Answering the Call
Fitzgerald Staffer Leaves Capitol Hill For Rabbinical School
Unlike many of his colleagues who turn in their Congressional IDs, Brian Stoller is not heading to K Street. Instead, Sen. Peter Fitzgerald’s (R-Ill.) flack is trading in his office in the Dirksen Building for five years of rabbinical school — the first of which he will spend in Jerusalem.
“I am a little bit nervous,” Stoller said. “I have never been to Israel before, but I am also optimistic about the chances for some progress. I think it’s to be expected that there will be rough patches.”
Reading newspaper reports during his final days in Fitzgerald’s office last week, the press secretary realized that one of the recent bombings was blocks from his soon-to-be apartment.
Nervous, yes.

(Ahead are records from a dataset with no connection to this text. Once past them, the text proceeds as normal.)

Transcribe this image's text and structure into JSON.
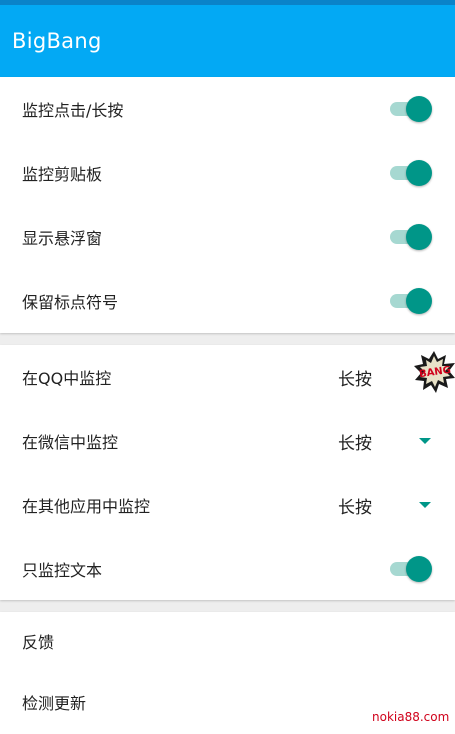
{
  "app": {
    "title": "BigBang"
  },
  "toggles": [
    {
      "label": "监控点击/长按",
      "on": true
    },
    {
      "label": "监控剪贴板",
      "on": true
    },
    {
      "label": "显示悬浮窗",
      "on": true
    },
    {
      "label": "保留标点符号",
      "on": true
    }
  ],
  "monitor": {
    "qq": {
      "label": "在QQ中监控",
      "value": "长按"
    },
    "wechat": {
      "label": "在微信中监控",
      "value": "长按"
    },
    "other": {
      "label": "在其他应用中监控",
      "value": "长按"
    },
    "text_only": {
      "label": "只监控文本",
      "on": true
    }
  },
  "misc": {
    "feedback": "反馈",
    "check_update": "检测更新"
  },
  "badge": {
    "text": "BANG"
  },
  "watermark": "nokia88.com",
  "colors": {
    "appbar": "#03a9f4",
    "accent": "#009688",
    "track": "#a6d8d1"
  }
}
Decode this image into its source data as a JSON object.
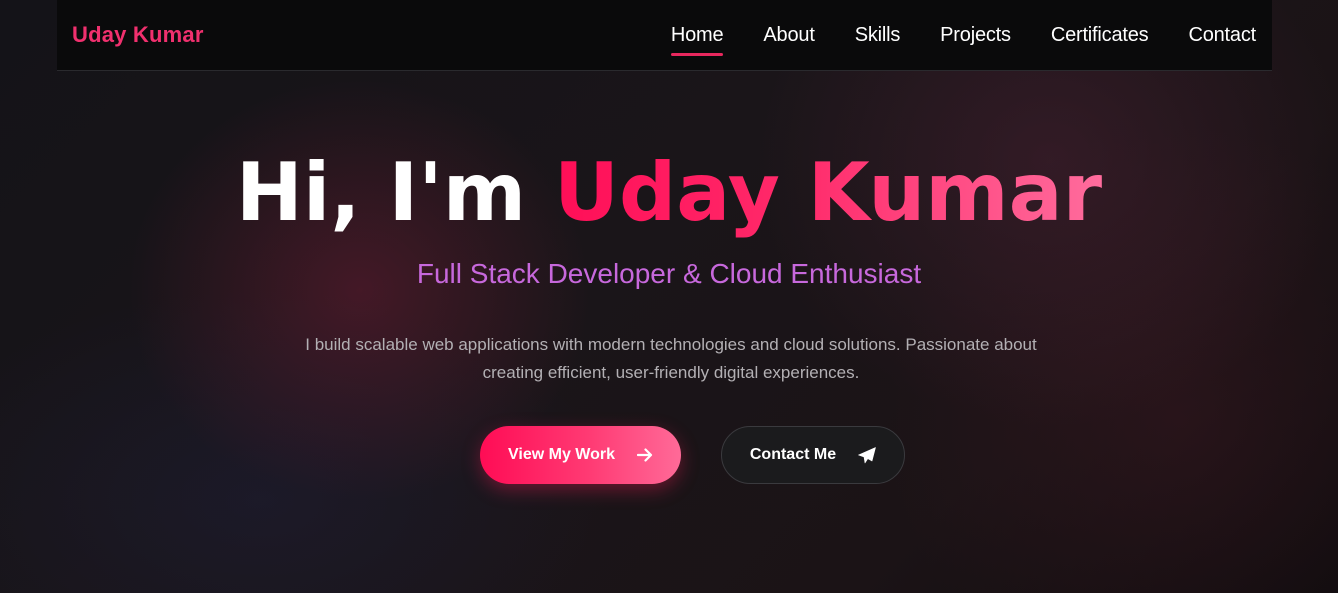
{
  "nav": {
    "logo": "Uday Kumar",
    "links": [
      {
        "label": "Home",
        "active": true
      },
      {
        "label": "About"
      },
      {
        "label": "Skills"
      },
      {
        "label": "Projects"
      },
      {
        "label": "Certificates"
      },
      {
        "label": "Contact"
      }
    ]
  },
  "hero": {
    "greeting": "Hi, I'm ",
    "name": "Uday Kumar",
    "subtitle": "Full Stack Developer & Cloud Enthusiast",
    "description": "I build scalable web applications with modern technologies and cloud solutions. Passionate about creating efficient, user-friendly digital experiences.",
    "primary_button": {
      "label": "View My Work",
      "icon": "arrow-right-icon"
    },
    "secondary_button": {
      "label": "Contact Me",
      "icon": "paper-plane-icon"
    }
  },
  "colors": {
    "accent": "#ff1f66",
    "subtitle": "#c768dc",
    "nav_background": "#0a0a0b",
    "page_background": "#141318"
  }
}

But undeterred.
“I’ve always had a latent passion for Judaism,” said Stoller, who has been with the Prairie State lawmaker since his 1998 campaign.
The 29-year-old Houston native said he has been thinking seriously of becoming a rabbi for about five years and began the application process last November, long before his boss announced he would not seek a second term.
“I haven’t known my whole life. It’s a decision I came to after a great deal of thought and introspection,” he said, adding that the Senator, a devout Catholic, has been extremely supportive from the beginning.
The application process tested his commitment. Hebrew Union College, a reform Judaism institute with campuses in Cincinnati, New York City and Los Angeles, requires applicants to complete a phone interview even before granting an application. Stoller then had to submit six references in three categories and complete two essays: a 3,500-word autobiography and a 1,200-word commentary on a Jewish text.
“I really enjoyed that,” he said of the latter essay. “It was intellectually challenging and a preview of one of the great challenges a rabbi has, [giving] thoughtful commentary on 1,000-year-old texts.”
After passing a Hebrew test and interviewing with an eight-person panel at the Cincinnati campus (where he will spend the final four years of his training), Stoller was admitted to the program.
In giving up his career on the Hill for five years of study, Stoller said he looked to his mother, who gave up her teaching profession and went back to school at 52 to become a therapist. “She was a real inspiration to me.”
Although Stoller said his old job and new path seem worlds apart, the two aren’t as disparate as they might seem.
“In one sense it’s a complete career change, but in another sense it’s just expounding on what I do because I am in public service. It’s even more dynamic because rabbis are involved with people in every aspect of life.”
In the long term, he said he would like “to give voice to organize Judaism in the realm of public discourse in America.” Calling it an “awesome responsibility,” he seems genuinely humbled by the challenge.
As for what he’s leaving behind, Stoller said going to work for Hill Research Consultants — which sent him to work on a then-little-known Illinois state lawmaker’s campaign — was one of the most important turns in his life so far.
“I really have always believed that things happened for a reason,” he said, adding that’s as true in his professional career as his personal life. “I was assigned to his campaign, but it couldn’t have been a more perfect fit. I really believe that he is one of the most honorable public servants there is. He’s just such a great guy. It was such an incredible opportunity for me. I feel really fortunate.”